Iran lacks any conventional means to restore its battered deterrence. It also lacks the funds to upgrade its outdated military arsenal, particularly with U.S. sanctions in place. Instead, the simplest route for Tehran to restore regional parity is by pursuing a nuclear weapon—the pathways to which the JCPOA left virtually intact, by recognizing Iran’s right to enrich uranium and including sunset provisions on the most concerning aspects of its nuclear program.
However, Iran likely won’t use it. Such a weapon’s hypothetical primary targets would be the regime’s regional foes, such as Israel and Saudi Arabia. But both countries have Islamic holy sites and large Arab and Muslim populations. Thus, harm to either would further erode Iran and its proxies battered regional image.
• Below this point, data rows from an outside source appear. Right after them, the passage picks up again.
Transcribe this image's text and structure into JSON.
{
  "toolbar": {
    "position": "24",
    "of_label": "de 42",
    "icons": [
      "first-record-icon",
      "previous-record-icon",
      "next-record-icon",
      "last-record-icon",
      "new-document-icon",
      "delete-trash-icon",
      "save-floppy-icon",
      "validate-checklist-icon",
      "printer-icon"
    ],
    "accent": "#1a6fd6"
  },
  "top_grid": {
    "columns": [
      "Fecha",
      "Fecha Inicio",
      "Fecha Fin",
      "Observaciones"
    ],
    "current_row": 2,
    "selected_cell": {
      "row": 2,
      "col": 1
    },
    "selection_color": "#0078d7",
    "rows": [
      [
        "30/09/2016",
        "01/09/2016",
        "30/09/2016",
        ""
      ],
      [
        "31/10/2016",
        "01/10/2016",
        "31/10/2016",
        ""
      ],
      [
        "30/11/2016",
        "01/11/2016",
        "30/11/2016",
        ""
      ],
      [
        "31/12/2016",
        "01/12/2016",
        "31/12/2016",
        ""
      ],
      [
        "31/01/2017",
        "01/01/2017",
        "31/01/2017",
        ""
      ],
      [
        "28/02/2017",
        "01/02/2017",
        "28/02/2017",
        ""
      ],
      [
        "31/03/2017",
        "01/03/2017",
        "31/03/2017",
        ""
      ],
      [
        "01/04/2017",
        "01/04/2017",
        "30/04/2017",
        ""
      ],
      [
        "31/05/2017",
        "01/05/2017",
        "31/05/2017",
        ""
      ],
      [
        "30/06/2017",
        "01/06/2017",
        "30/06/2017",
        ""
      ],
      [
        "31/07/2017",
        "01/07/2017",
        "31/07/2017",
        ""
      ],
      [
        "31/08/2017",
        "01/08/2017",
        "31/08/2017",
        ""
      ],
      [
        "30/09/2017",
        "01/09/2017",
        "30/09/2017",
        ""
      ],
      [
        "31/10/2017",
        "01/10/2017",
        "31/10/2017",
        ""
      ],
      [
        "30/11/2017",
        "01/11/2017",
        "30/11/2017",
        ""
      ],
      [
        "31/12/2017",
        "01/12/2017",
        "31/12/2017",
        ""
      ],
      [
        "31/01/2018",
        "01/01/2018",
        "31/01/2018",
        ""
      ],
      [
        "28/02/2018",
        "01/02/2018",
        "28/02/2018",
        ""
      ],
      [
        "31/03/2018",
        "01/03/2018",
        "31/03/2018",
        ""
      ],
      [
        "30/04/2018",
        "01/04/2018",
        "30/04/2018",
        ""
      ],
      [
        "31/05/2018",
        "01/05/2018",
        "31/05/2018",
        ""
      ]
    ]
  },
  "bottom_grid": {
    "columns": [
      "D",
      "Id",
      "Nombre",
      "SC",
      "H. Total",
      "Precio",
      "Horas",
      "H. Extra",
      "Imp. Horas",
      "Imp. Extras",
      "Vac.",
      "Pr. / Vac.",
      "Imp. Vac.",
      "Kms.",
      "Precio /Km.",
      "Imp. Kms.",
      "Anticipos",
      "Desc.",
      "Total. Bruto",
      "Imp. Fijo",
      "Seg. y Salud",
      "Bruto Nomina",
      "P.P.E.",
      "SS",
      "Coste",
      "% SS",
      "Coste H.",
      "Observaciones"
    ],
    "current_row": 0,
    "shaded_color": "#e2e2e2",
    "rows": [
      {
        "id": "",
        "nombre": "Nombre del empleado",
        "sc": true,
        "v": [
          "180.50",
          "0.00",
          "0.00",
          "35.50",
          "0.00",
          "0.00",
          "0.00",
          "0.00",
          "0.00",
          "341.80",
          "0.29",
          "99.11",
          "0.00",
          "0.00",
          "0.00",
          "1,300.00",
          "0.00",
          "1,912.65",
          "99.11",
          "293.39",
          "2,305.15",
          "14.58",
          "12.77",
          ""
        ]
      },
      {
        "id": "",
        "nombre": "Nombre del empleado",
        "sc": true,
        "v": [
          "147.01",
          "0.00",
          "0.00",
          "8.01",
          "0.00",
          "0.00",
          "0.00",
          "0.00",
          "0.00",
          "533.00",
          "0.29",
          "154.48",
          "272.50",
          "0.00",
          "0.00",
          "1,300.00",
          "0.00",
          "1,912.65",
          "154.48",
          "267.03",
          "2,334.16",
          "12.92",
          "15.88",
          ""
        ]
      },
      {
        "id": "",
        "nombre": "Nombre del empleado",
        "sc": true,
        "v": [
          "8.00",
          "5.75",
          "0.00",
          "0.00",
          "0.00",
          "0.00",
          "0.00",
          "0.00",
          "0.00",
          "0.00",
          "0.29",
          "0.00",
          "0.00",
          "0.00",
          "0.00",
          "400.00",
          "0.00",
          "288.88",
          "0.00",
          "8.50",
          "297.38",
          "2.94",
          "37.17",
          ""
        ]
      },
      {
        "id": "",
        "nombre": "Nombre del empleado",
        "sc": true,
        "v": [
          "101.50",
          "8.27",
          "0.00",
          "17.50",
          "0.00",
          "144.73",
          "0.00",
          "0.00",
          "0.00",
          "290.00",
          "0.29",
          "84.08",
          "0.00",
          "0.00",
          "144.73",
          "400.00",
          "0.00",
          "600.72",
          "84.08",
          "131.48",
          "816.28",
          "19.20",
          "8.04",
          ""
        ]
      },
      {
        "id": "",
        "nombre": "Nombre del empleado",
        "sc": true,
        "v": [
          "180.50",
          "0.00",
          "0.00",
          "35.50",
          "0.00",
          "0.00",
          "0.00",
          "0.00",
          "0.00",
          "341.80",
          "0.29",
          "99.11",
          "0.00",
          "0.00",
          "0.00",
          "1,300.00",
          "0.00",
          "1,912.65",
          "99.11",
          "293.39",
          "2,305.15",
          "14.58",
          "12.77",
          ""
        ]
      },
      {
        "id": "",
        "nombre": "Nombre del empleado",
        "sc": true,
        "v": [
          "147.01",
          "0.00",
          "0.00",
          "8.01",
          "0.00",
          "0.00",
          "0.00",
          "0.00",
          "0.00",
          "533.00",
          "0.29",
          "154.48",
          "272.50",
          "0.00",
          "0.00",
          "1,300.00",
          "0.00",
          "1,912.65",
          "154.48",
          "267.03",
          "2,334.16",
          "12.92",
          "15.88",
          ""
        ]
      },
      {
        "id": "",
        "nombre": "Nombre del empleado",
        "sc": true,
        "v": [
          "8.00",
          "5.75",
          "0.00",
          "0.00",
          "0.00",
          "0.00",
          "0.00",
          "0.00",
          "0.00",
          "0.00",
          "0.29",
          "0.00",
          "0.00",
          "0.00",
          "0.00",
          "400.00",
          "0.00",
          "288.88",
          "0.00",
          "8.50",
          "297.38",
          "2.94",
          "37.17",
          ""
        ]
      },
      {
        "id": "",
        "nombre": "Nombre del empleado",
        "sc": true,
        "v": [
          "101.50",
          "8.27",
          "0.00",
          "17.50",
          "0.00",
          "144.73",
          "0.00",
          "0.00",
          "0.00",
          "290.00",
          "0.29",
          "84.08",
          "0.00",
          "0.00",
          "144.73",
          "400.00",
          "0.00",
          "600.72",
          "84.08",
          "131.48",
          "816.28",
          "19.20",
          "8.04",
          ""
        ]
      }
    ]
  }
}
Moreover, nuclear fallout from a strike would impact neighboring states, which might then also actively join the ranks of Tehran’s regional adversaries.
Instead, Iran will likely use its mere possession of a nuclear weapon to buttress what remains its most powerful asset—its regional proxies.
How would this work?
Iran excels at psychological warfare, largely to compensate for its conventional weaknesses. In the past, Tehran and its proxies have successfully used propaganda to prevent their foes from deploying their maximum strength against the conventionally much weaker “Resistance Axis.” They’ve repeatedly used this method to avoid defeat. As part of that psychological warfare, Iran has built a reputation of adventurism and reckless martyrdom-seeking, belying the regime’s highly pragmatic and long-term thinking.
In other words, Iran has created the idea that there’s a risk—however minimal—it could use a nuclear weapon. But it’s just enough of a risk to restrain its adversaries. The Saudis lack nuclear parity with Iran, and Israel’s small, concentrated population denies it a second-strike capability, despite its vast, albeit undeclared, nuclear arsenal.
Meanwhile, Iran has surrounded these foes with increasingly well-equipped proxies, which it could activate to wage low-intensity wars against them and other regional enemies. If any of those enemies were to respond in a manner that crossed Iran’s redlines—which could unilaterally occur simply by Iran being in possession of a nuclear weapon—it would simply have to rattle the nuclear saber to stop them in their tracks. It could then force its enemies to accept realities—like Hezbollah or armed factions in Gaza firing daily rockets into northern and southern Israel, respectively—that would erode their morale, and bleed them through slow attrition.
Tehran can thus checkmate its opponents and use nuclear deterrence to prevent outside forces—like the United States or Europe—from coming to their aid without ever having to use its nuclear arsenal.
David Daoud is United Against Nuclear Iran’s (UANI’s) Lebanon and Hezbollah Research Analyst. Follow him @DavidADaoud